● Work instructions: Wherever the listing has a line with the string "Luftdruck", copy that line out.

**** Given records ****

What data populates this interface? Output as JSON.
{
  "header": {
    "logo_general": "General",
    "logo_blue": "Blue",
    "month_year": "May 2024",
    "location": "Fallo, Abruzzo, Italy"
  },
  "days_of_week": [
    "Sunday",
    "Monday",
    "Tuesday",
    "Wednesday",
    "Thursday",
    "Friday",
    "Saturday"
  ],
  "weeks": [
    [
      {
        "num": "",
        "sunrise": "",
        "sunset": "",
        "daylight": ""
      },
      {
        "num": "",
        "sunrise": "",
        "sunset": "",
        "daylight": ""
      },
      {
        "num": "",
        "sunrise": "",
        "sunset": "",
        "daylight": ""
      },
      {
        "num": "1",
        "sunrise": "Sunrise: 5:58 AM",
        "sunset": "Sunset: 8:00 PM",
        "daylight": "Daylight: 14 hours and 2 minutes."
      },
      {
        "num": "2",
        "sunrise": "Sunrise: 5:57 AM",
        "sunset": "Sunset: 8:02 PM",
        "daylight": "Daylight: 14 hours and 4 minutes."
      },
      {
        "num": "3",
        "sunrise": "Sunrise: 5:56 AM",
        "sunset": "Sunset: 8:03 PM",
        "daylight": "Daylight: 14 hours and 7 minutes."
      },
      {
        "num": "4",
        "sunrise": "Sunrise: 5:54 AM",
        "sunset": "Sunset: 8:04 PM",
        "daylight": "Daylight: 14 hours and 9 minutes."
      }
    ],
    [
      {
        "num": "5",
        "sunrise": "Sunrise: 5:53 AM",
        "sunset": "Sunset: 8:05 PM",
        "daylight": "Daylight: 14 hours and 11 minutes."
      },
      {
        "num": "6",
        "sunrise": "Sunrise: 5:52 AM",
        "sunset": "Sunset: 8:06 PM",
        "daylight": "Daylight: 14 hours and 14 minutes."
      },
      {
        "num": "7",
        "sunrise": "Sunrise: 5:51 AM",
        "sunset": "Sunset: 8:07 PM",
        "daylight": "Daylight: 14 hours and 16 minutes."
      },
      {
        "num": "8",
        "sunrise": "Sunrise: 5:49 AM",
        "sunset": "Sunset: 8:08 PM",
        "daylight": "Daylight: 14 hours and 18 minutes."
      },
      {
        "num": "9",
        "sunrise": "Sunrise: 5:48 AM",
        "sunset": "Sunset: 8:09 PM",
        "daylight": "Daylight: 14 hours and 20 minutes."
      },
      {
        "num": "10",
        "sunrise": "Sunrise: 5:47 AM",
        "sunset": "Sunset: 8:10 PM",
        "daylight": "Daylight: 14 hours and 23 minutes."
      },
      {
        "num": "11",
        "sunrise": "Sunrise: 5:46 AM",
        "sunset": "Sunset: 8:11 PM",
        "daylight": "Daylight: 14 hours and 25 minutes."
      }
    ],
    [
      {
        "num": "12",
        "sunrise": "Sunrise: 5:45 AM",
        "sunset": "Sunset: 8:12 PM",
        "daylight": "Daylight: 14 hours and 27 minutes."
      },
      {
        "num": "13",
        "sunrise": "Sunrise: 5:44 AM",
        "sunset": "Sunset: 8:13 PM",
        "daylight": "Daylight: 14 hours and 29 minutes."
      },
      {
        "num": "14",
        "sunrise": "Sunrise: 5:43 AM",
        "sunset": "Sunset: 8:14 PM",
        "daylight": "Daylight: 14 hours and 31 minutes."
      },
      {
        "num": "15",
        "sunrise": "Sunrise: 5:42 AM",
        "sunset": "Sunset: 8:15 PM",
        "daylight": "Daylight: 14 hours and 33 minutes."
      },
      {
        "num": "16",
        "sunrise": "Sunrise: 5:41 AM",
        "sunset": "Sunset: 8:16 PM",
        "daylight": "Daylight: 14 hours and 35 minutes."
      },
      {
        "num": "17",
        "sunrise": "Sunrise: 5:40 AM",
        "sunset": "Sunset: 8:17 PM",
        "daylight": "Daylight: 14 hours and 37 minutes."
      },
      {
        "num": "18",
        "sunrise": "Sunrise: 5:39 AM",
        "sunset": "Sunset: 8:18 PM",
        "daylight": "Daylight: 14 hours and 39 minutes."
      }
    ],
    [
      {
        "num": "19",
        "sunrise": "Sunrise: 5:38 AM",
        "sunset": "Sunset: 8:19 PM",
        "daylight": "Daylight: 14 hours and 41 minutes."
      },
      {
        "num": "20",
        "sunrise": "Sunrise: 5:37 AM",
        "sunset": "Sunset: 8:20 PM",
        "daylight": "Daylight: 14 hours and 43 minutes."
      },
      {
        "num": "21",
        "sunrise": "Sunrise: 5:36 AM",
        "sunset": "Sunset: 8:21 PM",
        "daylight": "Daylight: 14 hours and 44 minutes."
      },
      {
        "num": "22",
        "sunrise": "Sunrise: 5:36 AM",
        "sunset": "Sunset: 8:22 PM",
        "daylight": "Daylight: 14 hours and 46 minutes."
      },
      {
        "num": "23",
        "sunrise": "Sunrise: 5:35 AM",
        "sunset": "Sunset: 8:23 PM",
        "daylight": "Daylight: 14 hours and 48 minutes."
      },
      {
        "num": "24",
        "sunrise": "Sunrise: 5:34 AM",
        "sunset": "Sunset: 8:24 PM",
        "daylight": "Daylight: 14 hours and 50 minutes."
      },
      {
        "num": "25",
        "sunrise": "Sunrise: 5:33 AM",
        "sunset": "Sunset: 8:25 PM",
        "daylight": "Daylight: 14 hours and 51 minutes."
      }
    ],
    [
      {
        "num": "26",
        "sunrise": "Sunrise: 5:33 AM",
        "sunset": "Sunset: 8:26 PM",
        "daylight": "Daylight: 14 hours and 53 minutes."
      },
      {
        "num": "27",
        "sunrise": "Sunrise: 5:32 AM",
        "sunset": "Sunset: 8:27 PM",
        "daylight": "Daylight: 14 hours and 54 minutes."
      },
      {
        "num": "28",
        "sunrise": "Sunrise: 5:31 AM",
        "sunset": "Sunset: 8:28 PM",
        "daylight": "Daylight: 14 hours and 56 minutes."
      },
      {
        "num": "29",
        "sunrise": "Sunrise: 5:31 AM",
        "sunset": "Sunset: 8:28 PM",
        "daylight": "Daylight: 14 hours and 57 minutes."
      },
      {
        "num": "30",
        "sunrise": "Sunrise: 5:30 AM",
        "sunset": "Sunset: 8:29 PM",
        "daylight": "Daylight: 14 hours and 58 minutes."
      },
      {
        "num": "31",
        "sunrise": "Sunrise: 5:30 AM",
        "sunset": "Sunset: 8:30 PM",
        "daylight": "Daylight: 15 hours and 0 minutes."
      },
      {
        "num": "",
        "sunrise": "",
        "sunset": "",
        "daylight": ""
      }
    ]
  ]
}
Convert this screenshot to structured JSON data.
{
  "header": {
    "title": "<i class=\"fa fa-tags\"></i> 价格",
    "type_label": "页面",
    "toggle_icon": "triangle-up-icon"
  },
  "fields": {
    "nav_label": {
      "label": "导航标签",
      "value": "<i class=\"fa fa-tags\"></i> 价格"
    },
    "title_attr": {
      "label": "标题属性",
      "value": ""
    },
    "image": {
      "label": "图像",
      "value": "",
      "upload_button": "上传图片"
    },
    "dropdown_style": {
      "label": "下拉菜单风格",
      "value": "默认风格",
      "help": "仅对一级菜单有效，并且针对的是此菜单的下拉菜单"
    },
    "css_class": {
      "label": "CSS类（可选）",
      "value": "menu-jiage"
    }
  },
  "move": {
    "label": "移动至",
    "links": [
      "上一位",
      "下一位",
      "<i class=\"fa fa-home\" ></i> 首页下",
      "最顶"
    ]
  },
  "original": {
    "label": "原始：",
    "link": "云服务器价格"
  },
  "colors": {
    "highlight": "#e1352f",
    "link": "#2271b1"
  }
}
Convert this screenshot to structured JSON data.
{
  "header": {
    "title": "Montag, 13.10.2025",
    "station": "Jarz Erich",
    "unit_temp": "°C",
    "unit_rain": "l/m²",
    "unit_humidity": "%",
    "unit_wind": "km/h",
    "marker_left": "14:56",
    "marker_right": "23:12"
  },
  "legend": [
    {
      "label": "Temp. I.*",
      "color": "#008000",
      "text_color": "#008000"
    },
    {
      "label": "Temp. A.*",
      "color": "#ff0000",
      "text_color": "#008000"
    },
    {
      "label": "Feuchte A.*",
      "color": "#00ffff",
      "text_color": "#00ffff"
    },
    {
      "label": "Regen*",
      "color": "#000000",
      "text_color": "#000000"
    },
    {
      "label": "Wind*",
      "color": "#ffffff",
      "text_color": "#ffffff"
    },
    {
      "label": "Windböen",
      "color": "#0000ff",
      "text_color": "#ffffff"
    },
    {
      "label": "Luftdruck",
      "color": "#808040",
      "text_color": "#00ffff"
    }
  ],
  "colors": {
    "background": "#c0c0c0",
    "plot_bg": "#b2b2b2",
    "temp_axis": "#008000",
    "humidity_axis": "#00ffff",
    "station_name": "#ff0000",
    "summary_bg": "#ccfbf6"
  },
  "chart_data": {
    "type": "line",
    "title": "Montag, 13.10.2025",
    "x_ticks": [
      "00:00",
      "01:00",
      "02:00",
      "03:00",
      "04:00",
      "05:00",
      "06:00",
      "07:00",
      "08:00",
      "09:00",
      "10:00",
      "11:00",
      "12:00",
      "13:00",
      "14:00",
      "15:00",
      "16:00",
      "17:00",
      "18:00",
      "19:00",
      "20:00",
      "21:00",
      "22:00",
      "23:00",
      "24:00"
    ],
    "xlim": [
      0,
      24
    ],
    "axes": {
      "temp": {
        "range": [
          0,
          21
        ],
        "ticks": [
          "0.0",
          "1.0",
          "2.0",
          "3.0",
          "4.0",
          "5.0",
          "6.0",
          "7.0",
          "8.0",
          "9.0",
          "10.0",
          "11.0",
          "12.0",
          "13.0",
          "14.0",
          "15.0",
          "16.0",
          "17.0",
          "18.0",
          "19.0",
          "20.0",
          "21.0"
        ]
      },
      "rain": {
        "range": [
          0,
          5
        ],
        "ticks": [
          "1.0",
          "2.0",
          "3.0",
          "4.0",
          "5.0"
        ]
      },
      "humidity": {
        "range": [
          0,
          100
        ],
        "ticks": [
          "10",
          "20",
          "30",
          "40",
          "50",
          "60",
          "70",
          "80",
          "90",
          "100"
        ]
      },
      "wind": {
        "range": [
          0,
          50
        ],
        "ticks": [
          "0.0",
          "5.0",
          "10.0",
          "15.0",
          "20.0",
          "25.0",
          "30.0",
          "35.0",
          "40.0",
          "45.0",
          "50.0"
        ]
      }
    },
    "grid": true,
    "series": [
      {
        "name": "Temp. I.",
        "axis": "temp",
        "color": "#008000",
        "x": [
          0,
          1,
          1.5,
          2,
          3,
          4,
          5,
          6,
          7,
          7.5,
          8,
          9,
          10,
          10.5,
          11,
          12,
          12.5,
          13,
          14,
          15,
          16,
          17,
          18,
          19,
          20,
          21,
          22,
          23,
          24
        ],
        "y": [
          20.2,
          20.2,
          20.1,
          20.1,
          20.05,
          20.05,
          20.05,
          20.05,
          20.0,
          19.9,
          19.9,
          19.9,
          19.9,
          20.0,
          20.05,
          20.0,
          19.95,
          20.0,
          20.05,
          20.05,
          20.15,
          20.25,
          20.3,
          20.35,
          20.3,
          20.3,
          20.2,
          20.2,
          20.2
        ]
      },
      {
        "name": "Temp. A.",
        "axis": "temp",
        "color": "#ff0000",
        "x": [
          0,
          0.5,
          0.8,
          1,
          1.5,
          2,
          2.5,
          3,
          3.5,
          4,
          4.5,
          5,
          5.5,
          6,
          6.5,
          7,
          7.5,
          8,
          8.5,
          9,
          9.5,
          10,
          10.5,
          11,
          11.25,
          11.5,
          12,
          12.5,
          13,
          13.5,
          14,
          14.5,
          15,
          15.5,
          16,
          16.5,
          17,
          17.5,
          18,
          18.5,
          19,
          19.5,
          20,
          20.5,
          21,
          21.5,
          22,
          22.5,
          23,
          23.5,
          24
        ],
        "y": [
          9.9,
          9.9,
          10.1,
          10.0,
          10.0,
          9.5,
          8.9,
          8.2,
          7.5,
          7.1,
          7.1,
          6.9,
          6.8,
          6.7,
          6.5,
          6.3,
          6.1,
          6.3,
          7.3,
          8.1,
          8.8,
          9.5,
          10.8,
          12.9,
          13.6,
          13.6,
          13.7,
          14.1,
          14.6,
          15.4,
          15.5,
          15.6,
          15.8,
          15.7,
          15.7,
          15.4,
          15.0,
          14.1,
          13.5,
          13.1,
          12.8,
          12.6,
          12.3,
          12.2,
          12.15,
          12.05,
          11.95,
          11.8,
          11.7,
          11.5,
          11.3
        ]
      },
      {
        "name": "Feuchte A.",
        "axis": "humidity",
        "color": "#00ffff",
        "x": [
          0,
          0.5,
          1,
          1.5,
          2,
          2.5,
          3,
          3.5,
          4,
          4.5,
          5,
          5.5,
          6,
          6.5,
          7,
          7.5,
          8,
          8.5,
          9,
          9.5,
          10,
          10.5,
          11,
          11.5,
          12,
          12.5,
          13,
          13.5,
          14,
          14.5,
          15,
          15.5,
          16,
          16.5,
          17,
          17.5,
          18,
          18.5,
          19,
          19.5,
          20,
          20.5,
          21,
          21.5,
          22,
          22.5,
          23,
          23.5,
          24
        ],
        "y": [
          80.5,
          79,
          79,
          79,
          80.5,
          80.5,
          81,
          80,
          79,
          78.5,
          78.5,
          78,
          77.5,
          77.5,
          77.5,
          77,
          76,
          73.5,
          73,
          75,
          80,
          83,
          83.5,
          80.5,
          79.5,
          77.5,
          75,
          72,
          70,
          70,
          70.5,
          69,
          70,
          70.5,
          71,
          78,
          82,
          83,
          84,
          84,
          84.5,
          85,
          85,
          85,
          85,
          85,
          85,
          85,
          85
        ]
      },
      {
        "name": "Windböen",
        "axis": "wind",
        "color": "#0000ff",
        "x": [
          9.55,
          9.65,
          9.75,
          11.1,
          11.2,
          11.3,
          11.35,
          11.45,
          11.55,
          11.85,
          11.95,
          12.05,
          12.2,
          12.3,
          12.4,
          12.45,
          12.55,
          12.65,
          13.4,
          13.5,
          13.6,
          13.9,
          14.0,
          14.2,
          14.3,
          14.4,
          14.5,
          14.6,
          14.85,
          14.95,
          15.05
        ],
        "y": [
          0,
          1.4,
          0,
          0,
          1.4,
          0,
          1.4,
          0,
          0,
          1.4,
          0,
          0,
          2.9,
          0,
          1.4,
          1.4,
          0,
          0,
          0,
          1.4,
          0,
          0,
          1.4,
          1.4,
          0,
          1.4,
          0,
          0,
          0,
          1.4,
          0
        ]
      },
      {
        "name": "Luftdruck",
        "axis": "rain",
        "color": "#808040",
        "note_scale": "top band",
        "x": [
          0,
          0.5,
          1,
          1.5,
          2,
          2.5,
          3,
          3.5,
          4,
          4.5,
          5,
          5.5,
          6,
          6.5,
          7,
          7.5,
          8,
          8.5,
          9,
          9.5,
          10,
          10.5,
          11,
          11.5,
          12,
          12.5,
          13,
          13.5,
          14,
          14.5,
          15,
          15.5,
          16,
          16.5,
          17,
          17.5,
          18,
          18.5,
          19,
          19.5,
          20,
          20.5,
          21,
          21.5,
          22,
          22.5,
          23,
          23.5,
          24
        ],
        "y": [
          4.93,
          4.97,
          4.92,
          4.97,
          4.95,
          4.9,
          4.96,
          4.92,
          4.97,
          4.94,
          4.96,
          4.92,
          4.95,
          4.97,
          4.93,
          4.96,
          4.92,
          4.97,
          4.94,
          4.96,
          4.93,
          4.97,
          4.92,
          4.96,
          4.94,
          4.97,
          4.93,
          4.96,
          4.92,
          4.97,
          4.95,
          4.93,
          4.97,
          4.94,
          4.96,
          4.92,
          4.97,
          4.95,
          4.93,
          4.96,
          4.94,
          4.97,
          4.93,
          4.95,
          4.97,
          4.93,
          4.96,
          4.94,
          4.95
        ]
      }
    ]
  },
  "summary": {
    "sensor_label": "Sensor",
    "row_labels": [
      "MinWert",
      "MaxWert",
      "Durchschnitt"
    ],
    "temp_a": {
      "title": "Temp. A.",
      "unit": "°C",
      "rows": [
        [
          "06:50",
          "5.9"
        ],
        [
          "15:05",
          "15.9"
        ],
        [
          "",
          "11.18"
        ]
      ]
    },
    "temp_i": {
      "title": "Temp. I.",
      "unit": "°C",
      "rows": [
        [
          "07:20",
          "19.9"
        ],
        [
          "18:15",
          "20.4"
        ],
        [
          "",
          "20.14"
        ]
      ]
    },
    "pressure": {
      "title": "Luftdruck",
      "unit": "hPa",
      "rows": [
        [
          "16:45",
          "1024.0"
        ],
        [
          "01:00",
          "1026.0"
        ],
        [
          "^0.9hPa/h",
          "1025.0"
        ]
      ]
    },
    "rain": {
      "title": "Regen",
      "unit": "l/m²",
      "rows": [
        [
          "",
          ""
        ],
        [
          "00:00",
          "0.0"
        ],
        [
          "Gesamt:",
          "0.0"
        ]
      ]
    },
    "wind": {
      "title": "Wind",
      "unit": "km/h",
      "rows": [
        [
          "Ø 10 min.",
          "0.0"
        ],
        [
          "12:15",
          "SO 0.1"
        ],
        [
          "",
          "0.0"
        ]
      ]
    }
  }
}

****

● Output:
      "label": "Luftdruck",
        "name": "Luftdruck",
      "title": "Luftdruck",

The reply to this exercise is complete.